╔══

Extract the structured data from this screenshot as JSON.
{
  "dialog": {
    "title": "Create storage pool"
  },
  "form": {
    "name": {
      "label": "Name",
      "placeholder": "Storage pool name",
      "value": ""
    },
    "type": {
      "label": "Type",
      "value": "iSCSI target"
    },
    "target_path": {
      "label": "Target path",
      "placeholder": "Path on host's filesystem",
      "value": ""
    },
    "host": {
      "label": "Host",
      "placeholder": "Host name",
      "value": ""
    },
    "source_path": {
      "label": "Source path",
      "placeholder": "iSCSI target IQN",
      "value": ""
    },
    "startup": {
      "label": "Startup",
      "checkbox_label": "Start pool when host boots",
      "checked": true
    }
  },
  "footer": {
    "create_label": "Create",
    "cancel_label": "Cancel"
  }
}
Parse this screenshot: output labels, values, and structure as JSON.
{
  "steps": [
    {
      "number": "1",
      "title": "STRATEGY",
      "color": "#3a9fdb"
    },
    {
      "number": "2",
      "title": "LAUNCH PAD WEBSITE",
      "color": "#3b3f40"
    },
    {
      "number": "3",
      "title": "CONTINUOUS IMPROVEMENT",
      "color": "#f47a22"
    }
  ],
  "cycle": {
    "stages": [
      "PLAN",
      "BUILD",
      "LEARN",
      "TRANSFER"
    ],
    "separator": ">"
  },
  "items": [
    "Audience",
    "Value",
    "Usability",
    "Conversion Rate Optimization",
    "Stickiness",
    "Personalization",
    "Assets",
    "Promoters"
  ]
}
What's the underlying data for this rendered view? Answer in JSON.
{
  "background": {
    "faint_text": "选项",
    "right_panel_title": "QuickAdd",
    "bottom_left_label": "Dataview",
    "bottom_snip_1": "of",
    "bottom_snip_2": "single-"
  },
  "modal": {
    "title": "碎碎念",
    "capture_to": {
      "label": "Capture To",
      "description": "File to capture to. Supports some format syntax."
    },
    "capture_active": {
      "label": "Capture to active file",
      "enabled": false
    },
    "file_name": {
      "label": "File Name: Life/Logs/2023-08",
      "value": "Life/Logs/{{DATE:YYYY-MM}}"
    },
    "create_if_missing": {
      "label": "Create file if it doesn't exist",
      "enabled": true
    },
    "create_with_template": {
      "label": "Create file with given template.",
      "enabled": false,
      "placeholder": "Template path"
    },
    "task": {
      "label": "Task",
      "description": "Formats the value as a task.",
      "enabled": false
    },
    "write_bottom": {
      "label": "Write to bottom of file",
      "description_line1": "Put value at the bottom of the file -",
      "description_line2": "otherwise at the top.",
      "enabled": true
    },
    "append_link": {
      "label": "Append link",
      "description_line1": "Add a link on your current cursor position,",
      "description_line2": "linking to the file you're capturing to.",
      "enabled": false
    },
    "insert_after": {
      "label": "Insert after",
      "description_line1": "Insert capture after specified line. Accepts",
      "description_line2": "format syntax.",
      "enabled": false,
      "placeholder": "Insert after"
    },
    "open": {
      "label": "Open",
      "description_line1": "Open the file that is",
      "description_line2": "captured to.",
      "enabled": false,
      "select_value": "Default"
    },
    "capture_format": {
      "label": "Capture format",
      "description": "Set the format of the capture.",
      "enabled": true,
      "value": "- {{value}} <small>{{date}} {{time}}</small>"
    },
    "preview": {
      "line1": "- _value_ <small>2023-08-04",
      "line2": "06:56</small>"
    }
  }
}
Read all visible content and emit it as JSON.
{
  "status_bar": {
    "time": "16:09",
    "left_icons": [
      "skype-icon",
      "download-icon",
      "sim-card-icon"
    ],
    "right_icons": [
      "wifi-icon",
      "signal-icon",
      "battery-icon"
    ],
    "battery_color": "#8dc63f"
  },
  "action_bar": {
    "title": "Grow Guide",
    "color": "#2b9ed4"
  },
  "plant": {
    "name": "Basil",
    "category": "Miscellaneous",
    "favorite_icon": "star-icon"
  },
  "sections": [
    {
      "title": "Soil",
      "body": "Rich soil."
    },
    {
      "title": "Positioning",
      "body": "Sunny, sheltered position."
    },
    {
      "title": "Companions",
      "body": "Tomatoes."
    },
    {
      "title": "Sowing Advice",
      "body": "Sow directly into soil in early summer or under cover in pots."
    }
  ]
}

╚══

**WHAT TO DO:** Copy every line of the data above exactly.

**EXERCISE RESULT:**
Extract the structured data from this screenshot as JSON.
{
  "dialog": {
    "title": "Create storage pool"
  },
  "form": {
    "name": {
      "label": "Name",
      "placeholder": "Storage pool name",
      "value": ""
    },
    "type": {
      "label": "Type",
      "value": "iSCSI target"
    },
    "target_path": {
      "label": "Target path",
      "placeholder": "Path on host's filesystem",
      "value": ""
    },
    "host": {
      "label": "Host",
      "placeholder": "Host name",
      "value": ""
    },
    "source_path": {
      "label": "Source path",
      "placeholder": "iSCSI target IQN",
      "value": ""
    },
    "startup": {
      "label": "Startup",
      "checkbox_label": "Start pool when host boots",
      "checked": true
    }
  },
  "footer": {
    "create_label": "Create",
    "cancel_label": "Cancel"
  }
}
Parse this screenshot: output labels, values, and structure as JSON.
{
  "steps": [
    {
      "number": "1",
      "title": "STRATEGY",
      "color": "#3a9fdb"
    },
    {
      "number": "2",
      "title": "LAUNCH PAD WEBSITE",
      "color": "#3b3f40"
    },
    {
      "number": "3",
      "title": "CONTINUOUS IMPROVEMENT",
      "color": "#f47a22"
    }
  ],
  "cycle": {
    "stages": [
      "PLAN",
      "BUILD",
      "LEARN",
      "TRANSFER"
    ],
    "separator": ">"
  },
  "items": [
    "Audience",
    "Value",
    "Usability",
    "Conversion Rate Optimization",
    "Stickiness",
    "Personalization",
    "Assets",
    "Promoters"
  ]
}
What's the underlying data for this rendered view? Answer in JSON.
{
  "background": {
    "faint_text": "选项",
    "right_panel_title": "QuickAdd",
    "bottom_left_label": "Dataview",
    "bottom_snip_1": "of",
    "bottom_snip_2": "single-"
  },
  "modal": {
    "title": "碎碎念",
    "capture_to": {
      "label": "Capture To",
      "description": "File to capture to. Supports some format syntax."
    },
    "capture_active": {
      "label": "Capture to active file",
      "enabled": false
    },
    "file_name": {
      "label": "File Name: Life/Logs/2023-08",
      "value": "Life/Logs/{{DATE:YYYY-MM}}"
    },
    "create_if_missing": {
      "label": "Create file if it doesn't exist",
      "enabled": true
    },
    "create_with_template": {
      "label": "Create file with given template.",
      "enabled": false,
      "placeholder": "Template path"
    },
    "task": {
      "label": "Task",
      "description": "Formats the value as a task.",
      "enabled": false
    },
    "write_bottom": {
      "label": "Write to bottom of file",
      "description_line1": "Put value at the bottom of the file -",
      "description_line2": "otherwise at the top.",
      "enabled": true
    },
    "append_link": {
      "label": "Append link",
      "description_line1": "Add a link on your current cursor position,",
      "description_line2": "linking to the file you're capturing to.",
      "enabled": false
    },
    "insert_after": {
      "label": "Insert after",
      "description_line1": "Insert capture after specified line. Accepts",
      "description_line2": "format syntax.",
      "enabled": false,
      "placeholder": "Insert after"
    },
    "open": {
      "label": "Open",
      "description_line1": "Open the file that is",
      "description_line2": "captured to.",
      "enabled": false,
      "select_value": "Default"
    },
    "capture_format": {
      "label": "Capture format",
      "description": "Set the format of the capture.",
      "enabled": true,
      "value": "- {{value}} <small>{{date}} {{time}}</small>"
    },
    "preview": {
      "line1": "- _value_ <small>2023-08-04",
      "line2": "06:56</small>"
    }
  }
}
Read all visible content and emit it as JSON.
{
  "status_bar": {
    "time": "16:09",
    "left_icons": [
      "skype-icon",
      "download-icon",
      "sim-card-icon"
    ],
    "right_icons": [
      "wifi-icon",
      "signal-icon",
      "battery-icon"
    ],
    "battery_color": "#8dc63f"
  },
  "action_bar": {
    "title": "Grow Guide",
    "color": "#2b9ed4"
  },
  "plant": {
    "name": "Basil",
    "category": "Miscellaneous",
    "favorite_icon": "star-icon"
  },
  "sections": [
    {
      "title": "Soil",
      "body": "Rich soil."
    },
    {
      "title": "Positioning",
      "body": "Sunny, sheltered position."
    },
    {
      "title": "Companions",
      "body": "Tomatoes."
    },
    {
      "title": "Sowing Advice",
      "body": "Sow directly into soil in early summer or under cover in pots."
    }
  ]
}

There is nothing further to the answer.